++++ Working data

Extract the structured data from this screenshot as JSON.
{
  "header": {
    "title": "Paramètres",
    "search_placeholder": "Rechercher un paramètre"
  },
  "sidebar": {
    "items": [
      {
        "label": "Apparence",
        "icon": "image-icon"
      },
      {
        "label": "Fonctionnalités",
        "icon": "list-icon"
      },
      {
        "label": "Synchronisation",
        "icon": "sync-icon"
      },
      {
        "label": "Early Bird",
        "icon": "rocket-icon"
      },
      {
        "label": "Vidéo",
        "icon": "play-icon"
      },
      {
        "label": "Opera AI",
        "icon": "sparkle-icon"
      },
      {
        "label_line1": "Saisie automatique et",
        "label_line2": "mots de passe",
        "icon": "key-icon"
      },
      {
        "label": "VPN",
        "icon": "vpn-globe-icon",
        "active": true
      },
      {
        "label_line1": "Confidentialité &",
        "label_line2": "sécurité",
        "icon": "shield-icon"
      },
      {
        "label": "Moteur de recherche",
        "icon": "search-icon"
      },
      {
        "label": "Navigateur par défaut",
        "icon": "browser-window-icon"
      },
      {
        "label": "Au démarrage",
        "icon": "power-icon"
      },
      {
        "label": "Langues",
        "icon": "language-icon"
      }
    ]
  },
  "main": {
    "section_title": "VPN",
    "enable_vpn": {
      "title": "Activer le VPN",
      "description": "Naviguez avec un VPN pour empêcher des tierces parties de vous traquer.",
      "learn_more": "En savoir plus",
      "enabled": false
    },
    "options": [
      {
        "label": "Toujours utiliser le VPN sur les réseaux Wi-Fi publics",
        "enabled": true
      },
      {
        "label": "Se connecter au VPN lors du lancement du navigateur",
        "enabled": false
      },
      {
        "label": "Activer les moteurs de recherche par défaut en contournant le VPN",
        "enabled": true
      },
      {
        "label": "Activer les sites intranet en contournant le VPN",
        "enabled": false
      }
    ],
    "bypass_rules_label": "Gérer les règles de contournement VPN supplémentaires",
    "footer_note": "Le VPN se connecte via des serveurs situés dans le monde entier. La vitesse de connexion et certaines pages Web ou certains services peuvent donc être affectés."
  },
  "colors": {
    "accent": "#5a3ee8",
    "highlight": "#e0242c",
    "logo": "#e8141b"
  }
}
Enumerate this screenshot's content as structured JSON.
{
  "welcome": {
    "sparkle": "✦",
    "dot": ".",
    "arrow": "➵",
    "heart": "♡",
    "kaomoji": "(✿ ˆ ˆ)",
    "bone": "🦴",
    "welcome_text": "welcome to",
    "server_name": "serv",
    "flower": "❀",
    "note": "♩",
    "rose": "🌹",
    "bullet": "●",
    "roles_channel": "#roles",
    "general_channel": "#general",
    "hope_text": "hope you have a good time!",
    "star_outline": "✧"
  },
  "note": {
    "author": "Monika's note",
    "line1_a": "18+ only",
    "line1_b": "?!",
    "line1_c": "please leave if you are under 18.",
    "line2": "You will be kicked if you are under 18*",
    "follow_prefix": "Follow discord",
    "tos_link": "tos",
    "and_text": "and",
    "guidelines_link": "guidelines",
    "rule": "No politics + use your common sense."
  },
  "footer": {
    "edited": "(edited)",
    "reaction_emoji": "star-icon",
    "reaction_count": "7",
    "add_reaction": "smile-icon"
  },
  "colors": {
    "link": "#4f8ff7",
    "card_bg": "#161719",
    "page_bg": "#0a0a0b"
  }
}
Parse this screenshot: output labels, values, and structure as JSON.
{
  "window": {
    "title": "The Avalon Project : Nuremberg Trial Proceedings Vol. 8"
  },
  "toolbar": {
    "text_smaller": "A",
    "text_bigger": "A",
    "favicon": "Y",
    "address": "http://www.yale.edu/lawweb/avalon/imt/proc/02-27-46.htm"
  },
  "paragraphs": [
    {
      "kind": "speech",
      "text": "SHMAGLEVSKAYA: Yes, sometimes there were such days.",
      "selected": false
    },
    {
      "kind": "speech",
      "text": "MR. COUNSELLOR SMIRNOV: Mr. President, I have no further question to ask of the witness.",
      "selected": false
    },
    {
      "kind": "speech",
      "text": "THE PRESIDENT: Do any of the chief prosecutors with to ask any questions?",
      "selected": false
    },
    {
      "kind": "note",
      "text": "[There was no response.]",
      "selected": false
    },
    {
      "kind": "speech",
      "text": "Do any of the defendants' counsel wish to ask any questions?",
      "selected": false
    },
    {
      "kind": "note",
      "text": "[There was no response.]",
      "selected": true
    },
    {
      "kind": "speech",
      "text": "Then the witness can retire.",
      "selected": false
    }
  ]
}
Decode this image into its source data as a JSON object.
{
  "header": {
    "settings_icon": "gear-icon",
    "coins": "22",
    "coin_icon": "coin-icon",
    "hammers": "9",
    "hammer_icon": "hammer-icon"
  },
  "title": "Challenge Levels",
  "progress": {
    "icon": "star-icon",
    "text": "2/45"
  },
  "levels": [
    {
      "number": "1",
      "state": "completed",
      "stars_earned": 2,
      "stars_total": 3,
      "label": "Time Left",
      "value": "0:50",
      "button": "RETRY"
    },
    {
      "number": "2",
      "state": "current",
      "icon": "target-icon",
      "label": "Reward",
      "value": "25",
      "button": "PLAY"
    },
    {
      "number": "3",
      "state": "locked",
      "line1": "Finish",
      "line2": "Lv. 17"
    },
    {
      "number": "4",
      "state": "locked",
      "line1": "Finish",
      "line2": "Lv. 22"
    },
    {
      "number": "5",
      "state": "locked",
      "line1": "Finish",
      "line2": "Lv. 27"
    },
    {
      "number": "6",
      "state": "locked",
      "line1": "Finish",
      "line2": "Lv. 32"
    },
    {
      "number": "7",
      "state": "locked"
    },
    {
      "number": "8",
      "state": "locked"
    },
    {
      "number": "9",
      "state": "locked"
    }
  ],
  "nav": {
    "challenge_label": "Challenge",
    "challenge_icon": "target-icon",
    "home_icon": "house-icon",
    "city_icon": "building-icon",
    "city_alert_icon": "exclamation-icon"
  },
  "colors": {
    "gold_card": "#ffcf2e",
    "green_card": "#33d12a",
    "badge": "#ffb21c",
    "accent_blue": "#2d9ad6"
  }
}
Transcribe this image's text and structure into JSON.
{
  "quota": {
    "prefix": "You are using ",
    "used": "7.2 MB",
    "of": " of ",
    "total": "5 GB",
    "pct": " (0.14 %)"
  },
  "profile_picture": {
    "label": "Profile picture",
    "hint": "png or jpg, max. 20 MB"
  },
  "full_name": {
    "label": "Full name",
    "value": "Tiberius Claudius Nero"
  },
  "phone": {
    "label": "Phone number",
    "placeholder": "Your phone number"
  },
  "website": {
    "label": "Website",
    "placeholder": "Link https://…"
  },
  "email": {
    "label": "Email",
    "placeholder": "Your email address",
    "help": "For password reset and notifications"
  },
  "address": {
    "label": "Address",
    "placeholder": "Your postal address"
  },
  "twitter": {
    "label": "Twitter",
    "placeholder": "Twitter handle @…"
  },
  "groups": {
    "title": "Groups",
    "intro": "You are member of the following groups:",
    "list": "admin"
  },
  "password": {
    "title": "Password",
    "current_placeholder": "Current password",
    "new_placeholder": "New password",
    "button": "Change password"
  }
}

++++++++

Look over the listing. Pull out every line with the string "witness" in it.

Output of the task -
      "text": "MR. COUNSELLOR SMIRNOV: Mr. President, I have no further question to ask of the witness.",
      "text": "Then the witness can retire.",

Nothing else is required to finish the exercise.